* Activity:
This exercise calls for a copy of every line in the listing below that carries the word "深圳市必有德计算机软件技术有限公司".
------------
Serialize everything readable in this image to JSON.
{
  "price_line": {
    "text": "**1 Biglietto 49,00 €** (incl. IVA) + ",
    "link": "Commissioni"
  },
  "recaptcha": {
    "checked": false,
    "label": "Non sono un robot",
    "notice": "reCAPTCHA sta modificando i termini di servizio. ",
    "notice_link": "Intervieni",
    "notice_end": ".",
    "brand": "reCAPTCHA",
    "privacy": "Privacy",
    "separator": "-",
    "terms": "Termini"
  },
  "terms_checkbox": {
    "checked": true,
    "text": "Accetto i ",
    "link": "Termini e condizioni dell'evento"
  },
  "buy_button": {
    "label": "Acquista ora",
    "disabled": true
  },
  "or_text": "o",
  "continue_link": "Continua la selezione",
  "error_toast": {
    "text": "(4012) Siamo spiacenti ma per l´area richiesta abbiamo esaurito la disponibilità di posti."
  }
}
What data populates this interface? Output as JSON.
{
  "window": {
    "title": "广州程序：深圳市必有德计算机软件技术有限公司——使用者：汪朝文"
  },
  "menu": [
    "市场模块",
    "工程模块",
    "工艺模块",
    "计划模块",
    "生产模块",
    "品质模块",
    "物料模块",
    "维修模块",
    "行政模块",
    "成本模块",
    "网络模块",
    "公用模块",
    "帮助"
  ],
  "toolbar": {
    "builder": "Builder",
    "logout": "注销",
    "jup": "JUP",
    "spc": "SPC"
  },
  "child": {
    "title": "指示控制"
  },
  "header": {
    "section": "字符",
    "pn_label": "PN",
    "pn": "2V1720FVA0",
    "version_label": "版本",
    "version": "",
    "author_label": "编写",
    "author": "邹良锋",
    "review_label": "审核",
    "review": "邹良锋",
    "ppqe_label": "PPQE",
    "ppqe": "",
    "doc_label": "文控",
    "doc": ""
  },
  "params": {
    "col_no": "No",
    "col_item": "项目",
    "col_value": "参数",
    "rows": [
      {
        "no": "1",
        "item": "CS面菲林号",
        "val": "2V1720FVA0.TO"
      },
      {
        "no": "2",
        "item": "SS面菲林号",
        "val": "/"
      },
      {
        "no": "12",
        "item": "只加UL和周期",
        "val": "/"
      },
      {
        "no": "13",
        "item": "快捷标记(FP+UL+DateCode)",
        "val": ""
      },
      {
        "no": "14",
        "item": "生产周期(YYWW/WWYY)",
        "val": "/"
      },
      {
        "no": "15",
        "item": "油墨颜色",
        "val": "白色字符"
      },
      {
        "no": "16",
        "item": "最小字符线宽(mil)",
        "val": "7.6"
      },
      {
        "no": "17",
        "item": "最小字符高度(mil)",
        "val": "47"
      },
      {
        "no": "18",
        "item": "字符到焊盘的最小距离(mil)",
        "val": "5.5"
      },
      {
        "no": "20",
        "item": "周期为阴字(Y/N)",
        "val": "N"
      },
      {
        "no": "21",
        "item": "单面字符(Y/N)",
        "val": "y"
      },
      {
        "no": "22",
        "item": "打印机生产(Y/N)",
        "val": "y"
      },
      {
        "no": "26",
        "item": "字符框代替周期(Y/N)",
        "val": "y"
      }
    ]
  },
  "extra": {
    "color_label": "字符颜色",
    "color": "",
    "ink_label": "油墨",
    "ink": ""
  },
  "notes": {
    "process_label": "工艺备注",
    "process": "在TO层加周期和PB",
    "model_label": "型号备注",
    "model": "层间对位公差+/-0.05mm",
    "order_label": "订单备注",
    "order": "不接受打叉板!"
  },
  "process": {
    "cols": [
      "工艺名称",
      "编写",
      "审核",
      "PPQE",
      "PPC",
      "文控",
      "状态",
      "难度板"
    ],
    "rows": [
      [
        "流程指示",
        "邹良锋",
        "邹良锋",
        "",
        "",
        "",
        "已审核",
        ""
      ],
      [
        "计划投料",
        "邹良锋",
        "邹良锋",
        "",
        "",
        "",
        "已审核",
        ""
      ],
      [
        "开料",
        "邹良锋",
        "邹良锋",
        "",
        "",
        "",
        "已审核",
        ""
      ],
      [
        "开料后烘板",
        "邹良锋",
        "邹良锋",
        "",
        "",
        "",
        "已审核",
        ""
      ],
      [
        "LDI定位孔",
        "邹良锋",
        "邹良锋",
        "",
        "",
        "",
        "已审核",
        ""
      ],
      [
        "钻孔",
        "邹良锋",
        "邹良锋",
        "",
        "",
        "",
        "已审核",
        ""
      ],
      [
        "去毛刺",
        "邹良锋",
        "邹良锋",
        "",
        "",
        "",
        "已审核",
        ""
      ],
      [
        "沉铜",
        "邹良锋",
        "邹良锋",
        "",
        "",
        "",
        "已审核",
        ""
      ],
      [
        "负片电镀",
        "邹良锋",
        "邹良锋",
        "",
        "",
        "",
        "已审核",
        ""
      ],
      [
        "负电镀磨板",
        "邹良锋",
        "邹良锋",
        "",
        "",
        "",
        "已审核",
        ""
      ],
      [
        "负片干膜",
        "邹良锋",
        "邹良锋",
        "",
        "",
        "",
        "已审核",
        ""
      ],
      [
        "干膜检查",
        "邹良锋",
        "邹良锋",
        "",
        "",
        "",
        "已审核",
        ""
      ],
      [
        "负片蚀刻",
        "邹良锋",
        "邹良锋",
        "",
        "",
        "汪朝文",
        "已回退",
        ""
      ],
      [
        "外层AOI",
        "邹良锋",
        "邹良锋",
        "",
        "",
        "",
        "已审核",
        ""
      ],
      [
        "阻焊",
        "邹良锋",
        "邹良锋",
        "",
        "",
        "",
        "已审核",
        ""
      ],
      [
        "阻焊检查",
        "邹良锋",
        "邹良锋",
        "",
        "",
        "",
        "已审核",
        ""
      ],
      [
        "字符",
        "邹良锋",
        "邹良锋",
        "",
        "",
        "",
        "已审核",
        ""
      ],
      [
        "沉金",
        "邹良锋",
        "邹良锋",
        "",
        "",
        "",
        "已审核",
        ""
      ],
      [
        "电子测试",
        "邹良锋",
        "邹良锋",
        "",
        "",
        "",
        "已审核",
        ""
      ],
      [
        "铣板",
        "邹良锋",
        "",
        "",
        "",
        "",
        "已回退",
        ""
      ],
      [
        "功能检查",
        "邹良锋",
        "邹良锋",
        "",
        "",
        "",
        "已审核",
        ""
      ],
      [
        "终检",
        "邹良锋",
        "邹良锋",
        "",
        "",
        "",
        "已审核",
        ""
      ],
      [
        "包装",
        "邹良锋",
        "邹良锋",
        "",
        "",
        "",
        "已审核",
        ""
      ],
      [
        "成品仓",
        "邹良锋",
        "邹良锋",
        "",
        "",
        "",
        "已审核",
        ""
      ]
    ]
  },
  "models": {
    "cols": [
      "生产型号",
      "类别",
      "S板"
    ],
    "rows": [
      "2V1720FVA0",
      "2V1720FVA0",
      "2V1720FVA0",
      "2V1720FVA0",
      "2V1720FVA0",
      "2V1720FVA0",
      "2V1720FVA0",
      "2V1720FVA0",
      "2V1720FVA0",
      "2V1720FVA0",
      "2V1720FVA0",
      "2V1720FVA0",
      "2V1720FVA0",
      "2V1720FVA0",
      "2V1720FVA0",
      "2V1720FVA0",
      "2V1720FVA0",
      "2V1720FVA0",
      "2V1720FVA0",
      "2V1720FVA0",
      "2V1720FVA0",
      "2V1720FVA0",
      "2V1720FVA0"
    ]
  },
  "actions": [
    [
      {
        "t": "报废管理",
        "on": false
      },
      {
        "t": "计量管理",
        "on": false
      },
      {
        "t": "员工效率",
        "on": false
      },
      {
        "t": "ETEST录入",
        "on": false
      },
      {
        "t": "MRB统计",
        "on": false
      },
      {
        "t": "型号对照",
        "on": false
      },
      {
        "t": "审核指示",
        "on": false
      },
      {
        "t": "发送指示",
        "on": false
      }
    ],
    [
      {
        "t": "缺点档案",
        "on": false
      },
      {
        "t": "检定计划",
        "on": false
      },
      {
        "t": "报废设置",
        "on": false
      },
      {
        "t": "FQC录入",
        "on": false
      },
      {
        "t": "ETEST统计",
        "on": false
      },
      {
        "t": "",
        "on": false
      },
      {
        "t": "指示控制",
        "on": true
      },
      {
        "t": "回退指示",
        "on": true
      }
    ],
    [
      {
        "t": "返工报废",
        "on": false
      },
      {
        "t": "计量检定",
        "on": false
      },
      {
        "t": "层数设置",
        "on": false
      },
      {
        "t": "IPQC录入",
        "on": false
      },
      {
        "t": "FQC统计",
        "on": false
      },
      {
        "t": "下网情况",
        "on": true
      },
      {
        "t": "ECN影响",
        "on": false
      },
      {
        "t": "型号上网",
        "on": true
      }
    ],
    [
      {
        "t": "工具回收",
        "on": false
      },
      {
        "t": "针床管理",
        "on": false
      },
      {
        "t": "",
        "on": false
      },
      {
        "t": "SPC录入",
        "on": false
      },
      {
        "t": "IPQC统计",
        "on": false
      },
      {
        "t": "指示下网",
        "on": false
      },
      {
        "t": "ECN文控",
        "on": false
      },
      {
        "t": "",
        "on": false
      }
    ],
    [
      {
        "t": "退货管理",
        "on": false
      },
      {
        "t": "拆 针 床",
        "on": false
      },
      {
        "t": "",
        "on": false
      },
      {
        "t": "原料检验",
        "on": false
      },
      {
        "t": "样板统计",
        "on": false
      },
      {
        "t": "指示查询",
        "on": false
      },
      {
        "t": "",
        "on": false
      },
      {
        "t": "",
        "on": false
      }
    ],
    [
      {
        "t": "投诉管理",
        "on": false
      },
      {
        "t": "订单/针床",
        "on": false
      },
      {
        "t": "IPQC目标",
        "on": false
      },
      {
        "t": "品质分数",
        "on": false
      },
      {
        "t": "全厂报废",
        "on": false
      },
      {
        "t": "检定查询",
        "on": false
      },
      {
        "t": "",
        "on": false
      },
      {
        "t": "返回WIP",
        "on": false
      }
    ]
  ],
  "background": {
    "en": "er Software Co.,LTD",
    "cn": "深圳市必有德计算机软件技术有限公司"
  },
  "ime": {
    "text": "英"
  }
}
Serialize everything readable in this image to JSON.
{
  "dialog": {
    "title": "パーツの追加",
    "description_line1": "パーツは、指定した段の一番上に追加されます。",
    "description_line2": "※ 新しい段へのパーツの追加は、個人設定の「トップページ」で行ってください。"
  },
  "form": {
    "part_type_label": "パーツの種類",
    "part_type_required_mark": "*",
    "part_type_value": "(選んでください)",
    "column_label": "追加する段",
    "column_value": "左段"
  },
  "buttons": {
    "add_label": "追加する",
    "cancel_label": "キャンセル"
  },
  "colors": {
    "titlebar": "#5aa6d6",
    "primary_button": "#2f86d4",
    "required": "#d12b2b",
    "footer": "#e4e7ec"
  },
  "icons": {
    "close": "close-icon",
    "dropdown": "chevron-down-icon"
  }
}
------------
* Response to this task:
    "title": "广州程序：深圳市必有德计算机软件技术有限公司——使用者：汪朝文"
    "cn": "深圳市必有德计算机软件技术有限公司"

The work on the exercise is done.